Island archipelagos have caught the attention of the biologically inquisitive for centuries, including the classic case of Darwin’s voyage to the Galapagos Island where he described variation in beak form and function between finch populations on different islands as a consequence of natural selection. Ever since, scientists have reported similar observations for neighbouring island populations. For example, Stuart et al. (2014) attributed variation in micro-habitat selection and toe shape in Anolis lizards to rapid evolution on islands after the colonization of a non-native competitor.

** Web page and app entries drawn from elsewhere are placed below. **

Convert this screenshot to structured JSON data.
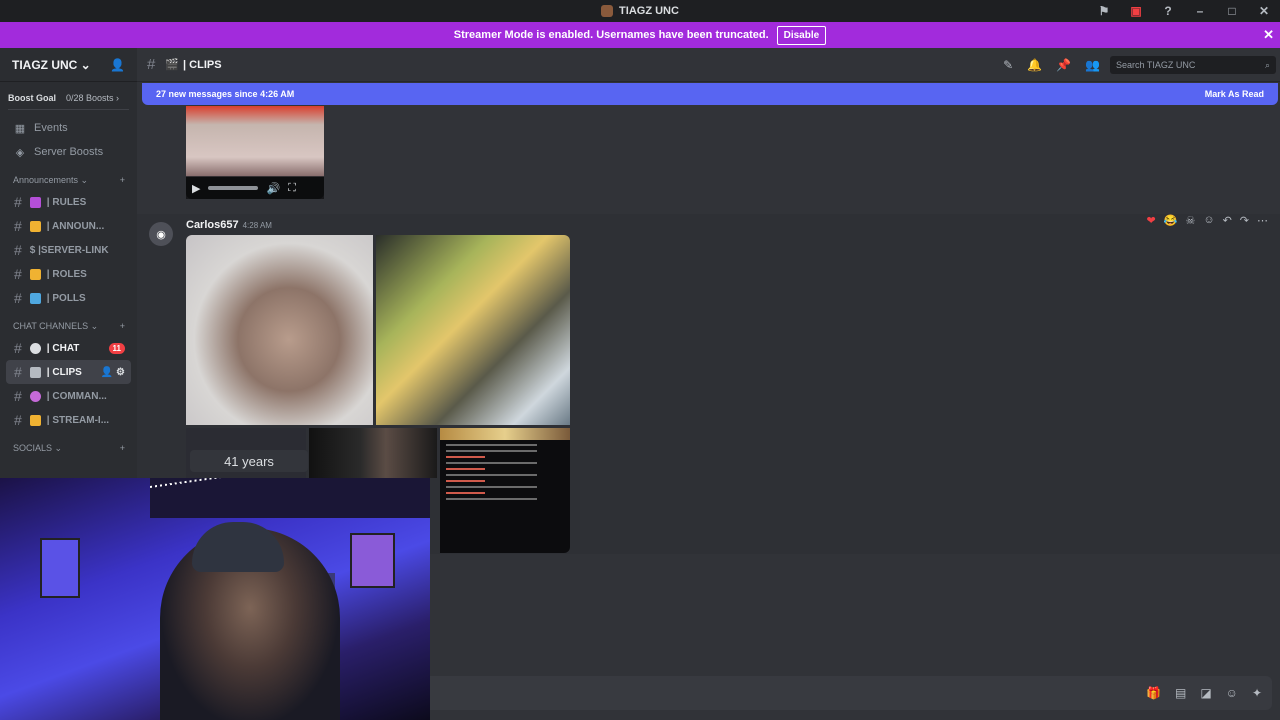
{
  "titlebar": {
    "title": "TIAGZ UNC",
    "icons": [
      "flag-icon",
      "monitor-icon",
      "help-icon"
    ],
    "window_controls": [
      "–",
      "□",
      "✕"
    ]
  },
  "streamer": {
    "text": "Streamer Mode is enabled. Usernames have been truncated.",
    "button": "Disable",
    "close": "✕"
  },
  "server": {
    "name": "TIAGZ UNC",
    "chevron": "⌄",
    "add_user_icon": "add-user-icon"
  },
  "boost": {
    "label": "Boost Goal",
    "count": "0/28 Boosts ›"
  },
  "side_links": [
    {
      "icon": "calendar-icon",
      "label": "Events"
    },
    {
      "icon": "boost-icon",
      "label": "Server Boosts"
    }
  ],
  "categories": {
    "announcements": "Announcements ⌄",
    "chat": "CHAT CHANNELS ⌄",
    "socials": "SOCIALS ⌄"
  },
  "announce_channels": [
    {
      "label": "| RULES",
      "color": "#b44fd8"
    },
    {
      "label": "| ANNOUN...",
      "color": "#f0b232"
    },
    {
      "label": "$ |SERVER-LINK",
      "color": ""
    },
    {
      "label": "| ROLES",
      "color": "#f0b232"
    },
    {
      "label": "| POLLS",
      "color": "#4fa8e0"
    }
  ],
  "chat_channels": [
    {
      "label": "| CHAT",
      "color": "#dbdee1",
      "badge": "11"
    },
    {
      "label": "| CLIPS",
      "color": "#b5bac1"
    },
    {
      "label": "| COMMAN...",
      "color": "#c56ad8"
    },
    {
      "label": "| STREAM-I...",
      "color": "#f0b232"
    }
  ],
  "channel_header": {
    "name": "| CLIPS",
    "search_placeholder": "Search TIAGZ UNC"
  },
  "new_messages": {
    "text": "27 new messages since 4:26 AM",
    "mark_read": "Mark As Read"
  },
  "message": {
    "author": "Carlos657",
    "time": "4:28 AM",
    "years_label": "41 years"
  },
  "reactions": [
    "❤",
    "😂",
    "☠"
  ],
  "composer_icons": [
    "gift-icon",
    "gif-icon",
    "sticker-icon",
    "emoji-icon",
    "apps-icon"
  ]
}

Working on island plants, my co-author Peter Arcese previously noted that seablush (Plectritis congesta) in the southern Gulf Islands of British Columbia either formed tall, dense mats of flowers predominately with ‘winged’ fruits, or sparsely distributed, short, and relatively inconspicuous patches of flowers with a second ‘wingless’ fruit type. After being introduced to the seminal work of Ganders et al. (1977) and Carey (1983) on Plectritis 30 years previously, Peter initiated a series of studies to ask what causes these dramatic differences between island populations.
In 2014, I joined Peter to complete surveys of 285 populations with and without deer present to test the hypothesis that herbivory drives the differentiation of populations, given anecdotal observations that islands with deer tended to have shorter plants with wingless fruits, and islands without deer tended to have taller plants with winged fruits (Figure 1).
Acknowledging that factors such as climate, soil depth, and isolation might also influence plant appearance and fruit type, we also collected data on these variables across the Georgia Basin to test for interactive effects (Figure 2).
Results of our study, published in our Journal of Ecology paper, support the hypothesis that browsing by deer, or factors closely related to deer presence, contribute strongly to population-level variation in fruit phenotype and plant height in seablush, with climate having comparatively modest effects on plant height and fruit type.
We detected no effect of population isolation on phenotype, except on islands rarely visited by deer, where the fraction of wingless fruits became more similar to values observed in populations without deer as their isolation increased. Given that plant height is likely to be influenced by a number of genes (polygenic), plasticity in plant height is also expected. Our data suggest strong correlations between herbivory by deer and differences in inherited traits between populations, but do not prove causation. Additional work is under way to estimate genetic and environmental components of variation in phenotype and to estimate the effect of such traits on plant fitness.
Cora Skaien, University of British Columbia, Canada